From the Journal of Accountancy:
WHEN INDIVIDUALS OR BUSINESSES HAVE UNNEEDED life insurance policies they have three options: continue paying the premiums until the insured’s death, surrender the policy for the cash value or find a third party to buy the policy in a life settlement transaction. The last alternative usually is the most attractive if the insured is over 65, has experienced a change in health and has a life expectancy of 2 to 12 years.
LIFE SETTLEMENT TRANSACTIONS USUALLY result in higher returns for the policy owner than simply surrendering the policy. The actual settlement depends on the policy’s face amount and cash surrender value, the insured’s health and age and the current policy premium.
THE FIRST STEP IS TO SELECT A BROKER TO HELP get the best possible offers for the policy. The broker will help choose an appropriate provider. An institutionally owned and funded provider usually has more cash available to invest in policies and will adhere to high ethical standards.
A VARIETY OF SITUATIONS CAN CREATE THE NEED for a life settlement, including a change in the policyholder’s business situation, a need for cash to fund medical or long-term care, changes in the insured’s estate, bankruptcy or divorce.
LIFE SETTLEMENT TRANSACTIONS MAY BE SUBJECT to income taxes. The actual amount of taxable income depends on the policy’s cash surrender value, cost basis (total premiums paid) and how much the policy owner receives for the policy.
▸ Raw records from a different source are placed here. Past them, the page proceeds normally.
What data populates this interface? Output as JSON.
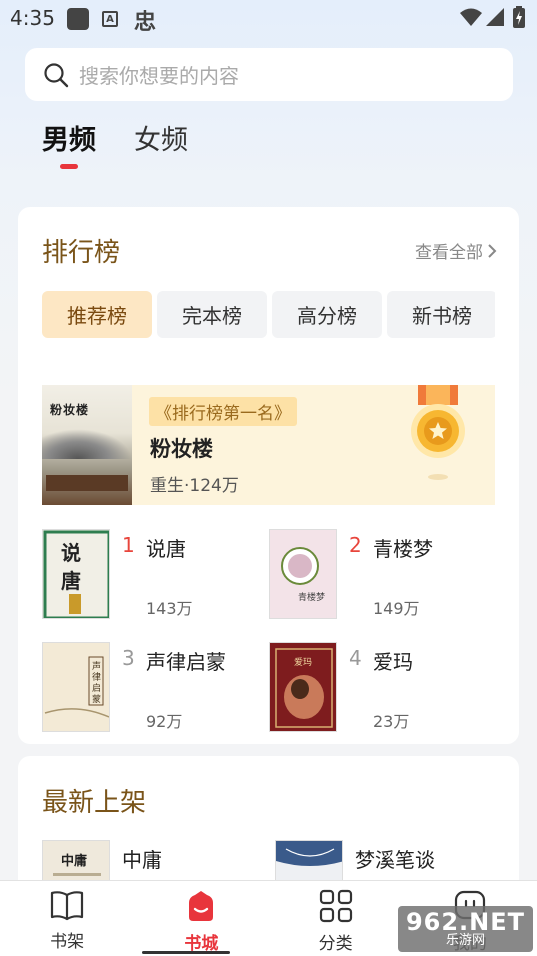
{
  "status_bar": {
    "time": "4:35",
    "a_label": "A",
    "bug_glyph": "忠"
  },
  "search": {
    "placeholder": "搜索你想要的内容"
  },
  "gender_tabs": [
    {
      "label": "男频",
      "active": true
    },
    {
      "label": "女频",
      "active": false
    }
  ],
  "ranking": {
    "title": "排行榜",
    "view_all": "查看全部",
    "tabs": [
      {
        "label": "推荐榜",
        "active": true
      },
      {
        "label": "完本榜",
        "active": false
      },
      {
        "label": "高分榜",
        "active": false
      },
      {
        "label": "新书榜",
        "active": false
      }
    ],
    "top": {
      "badge": "《排行榜第一名》",
      "name": "粉妆楼",
      "meta": "重生·124万",
      "cover_text": "粉妆楼"
    },
    "books": [
      {
        "rank": "1",
        "name": "说唐",
        "count": "143万"
      },
      {
        "rank": "2",
        "name": "青楼梦",
        "count": "149万"
      },
      {
        "rank": "3",
        "name": "声律启蒙",
        "count": "92万"
      },
      {
        "rank": "4",
        "name": "爱玛",
        "count": "23万"
      }
    ]
  },
  "new_arrivals": {
    "title": "最新上架",
    "books": [
      {
        "name": "中庸"
      },
      {
        "name": "梦溪笔谈"
      }
    ]
  },
  "bottom_nav": [
    {
      "label": "书架",
      "icon": "book-open-icon",
      "active": false
    },
    {
      "label": "书城",
      "icon": "store-icon",
      "active": true
    },
    {
      "label": "分类",
      "icon": "grid-icon",
      "active": false
    },
    {
      "label": "我的",
      "icon": "profile-icon",
      "active": false
    }
  ],
  "watermark": {
    "big": "962.NET",
    "small": "乐游网"
  },
  "colors": {
    "accent_red": "#e8353c",
    "title_brown": "#7a5419",
    "active_tab_bg": "#fde7c4",
    "top_book_bg": "#fdf4dc"
  }
}
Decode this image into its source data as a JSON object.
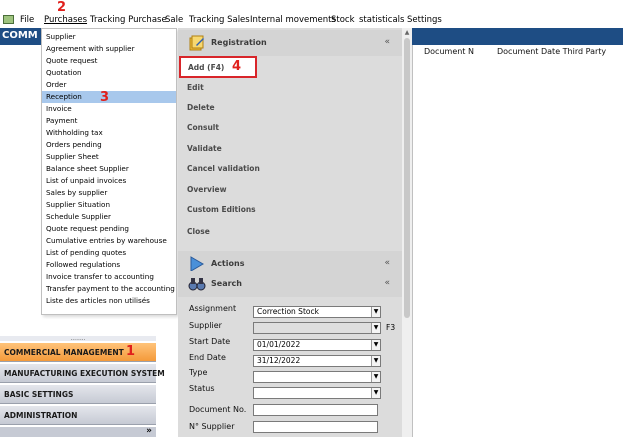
{
  "menubar": {
    "items": [
      "File",
      "Purchases",
      "Tracking Purchase",
      "Sale",
      "Tracking Sales",
      "Internal movements",
      "Stock",
      "statisticals",
      "Settings"
    ]
  },
  "annotations": {
    "n1": "1",
    "n2": "2",
    "n3": "3",
    "n4": "4"
  },
  "header": {
    "title": "COMM"
  },
  "purchases_menu": {
    "items": [
      "Supplier",
      "Agreement with supplier",
      "Quote request",
      "Quotation",
      "Order",
      "Reception",
      "Invoice",
      "Payment",
      "Withholding tax",
      "Orders pending",
      "Supplier Sheet",
      "Balance sheet Supplier",
      "List of unpaid invoices",
      "Sales by supplier",
      "Supplier Situation",
      "Schedule Supplier",
      "Quote request pending",
      "Cumulative entries by warehouse",
      "List of pending quotes",
      "Followed regulations",
      "Invoice transfer to accounting",
      "Transfer payment to the accounting",
      "Liste des articles non utilisés"
    ],
    "selected": "Reception"
  },
  "nav": {
    "dots": "........",
    "modules": [
      "COMMERCIAL MANAGEMENT",
      "MANUFACTURING EXECUTION SYSTEM",
      "BASIC SETTINGS",
      "ADMINISTRATION"
    ],
    "active": "COMMERCIAL MANAGEMENT",
    "expand_glyph": "»"
  },
  "task_panel": {
    "registration": {
      "title": "Registration",
      "chevron": "«",
      "actions": [
        "Add (F4)",
        "Edit",
        "Delete",
        "Consult",
        "Validate",
        "Cancel validation",
        "Overview",
        "Custom Editions",
        "Close"
      ]
    },
    "actions_section": {
      "title": "Actions",
      "chevron": "«"
    },
    "search_section": {
      "title": "Search",
      "chevron": "«"
    },
    "search_form": {
      "assignment": {
        "label": "Assignment",
        "value": "Correction Stock"
      },
      "supplier": {
        "label": "Supplier",
        "value": "",
        "shortcut": "F3"
      },
      "start_date": {
        "label": "Start Date",
        "value": "01/01/2022"
      },
      "end_date": {
        "label": "End Date",
        "value": "31/12/2022"
      },
      "type": {
        "label": "Type",
        "value": ""
      },
      "status": {
        "label": "Status",
        "value": ""
      },
      "document_no": {
        "label": "Document No.",
        "value": ""
      },
      "n_supplier": {
        "label": "N° Supplier",
        "value": ""
      }
    }
  },
  "grid": {
    "columns": [
      "Document N",
      "Document Date Third Party"
    ]
  },
  "colors": {
    "accent_blue": "#1e4d84",
    "active_module": "#f7a447",
    "annotation_red": "#e0201c",
    "selected_item": "#a8c8ec"
  }
}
Some of the proceeds may be ordinary income and some may be treated as a capital gain.